### Description of the task
Where does the string "Secured" occur in the records below? Copy every line that holds it.

### Data in this exercise

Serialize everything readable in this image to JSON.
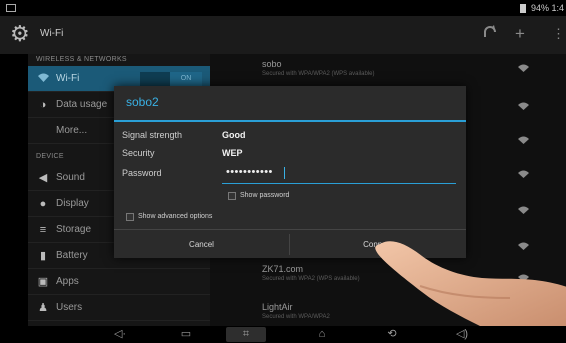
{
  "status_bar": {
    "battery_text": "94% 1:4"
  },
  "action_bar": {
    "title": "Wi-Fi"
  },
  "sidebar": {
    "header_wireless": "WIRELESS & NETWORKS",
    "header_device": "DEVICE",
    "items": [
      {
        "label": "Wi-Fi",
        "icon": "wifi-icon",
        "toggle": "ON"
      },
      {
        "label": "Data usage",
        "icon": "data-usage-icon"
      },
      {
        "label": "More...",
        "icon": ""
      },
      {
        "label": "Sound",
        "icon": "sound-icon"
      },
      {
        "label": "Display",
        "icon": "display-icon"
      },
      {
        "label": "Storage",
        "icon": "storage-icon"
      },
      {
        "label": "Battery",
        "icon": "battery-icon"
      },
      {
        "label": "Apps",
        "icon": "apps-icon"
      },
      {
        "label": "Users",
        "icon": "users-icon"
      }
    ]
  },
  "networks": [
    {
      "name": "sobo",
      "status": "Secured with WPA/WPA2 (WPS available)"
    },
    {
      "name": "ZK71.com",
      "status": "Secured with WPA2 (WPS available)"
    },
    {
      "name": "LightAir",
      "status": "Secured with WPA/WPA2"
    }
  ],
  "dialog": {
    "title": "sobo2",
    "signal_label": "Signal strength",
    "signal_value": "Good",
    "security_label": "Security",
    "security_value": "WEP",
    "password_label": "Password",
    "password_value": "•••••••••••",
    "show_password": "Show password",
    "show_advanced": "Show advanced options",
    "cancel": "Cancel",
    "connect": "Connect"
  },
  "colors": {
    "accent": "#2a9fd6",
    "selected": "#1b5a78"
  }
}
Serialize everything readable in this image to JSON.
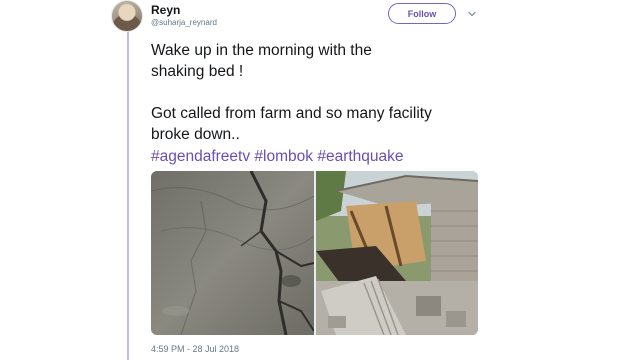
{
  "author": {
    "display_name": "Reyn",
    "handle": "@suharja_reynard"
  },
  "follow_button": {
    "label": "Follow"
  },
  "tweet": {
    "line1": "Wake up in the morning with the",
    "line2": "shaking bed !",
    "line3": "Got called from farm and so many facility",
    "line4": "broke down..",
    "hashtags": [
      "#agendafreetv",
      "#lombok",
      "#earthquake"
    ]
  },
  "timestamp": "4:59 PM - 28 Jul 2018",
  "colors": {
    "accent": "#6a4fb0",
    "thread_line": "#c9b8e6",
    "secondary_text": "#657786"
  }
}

### Exercise answer
      "status": "Secured with WPA/WPA2 (WPS available)"
      "status": "Secured with WPA2 (WPS available)"
      "status": "Secured with WPA/WPA2"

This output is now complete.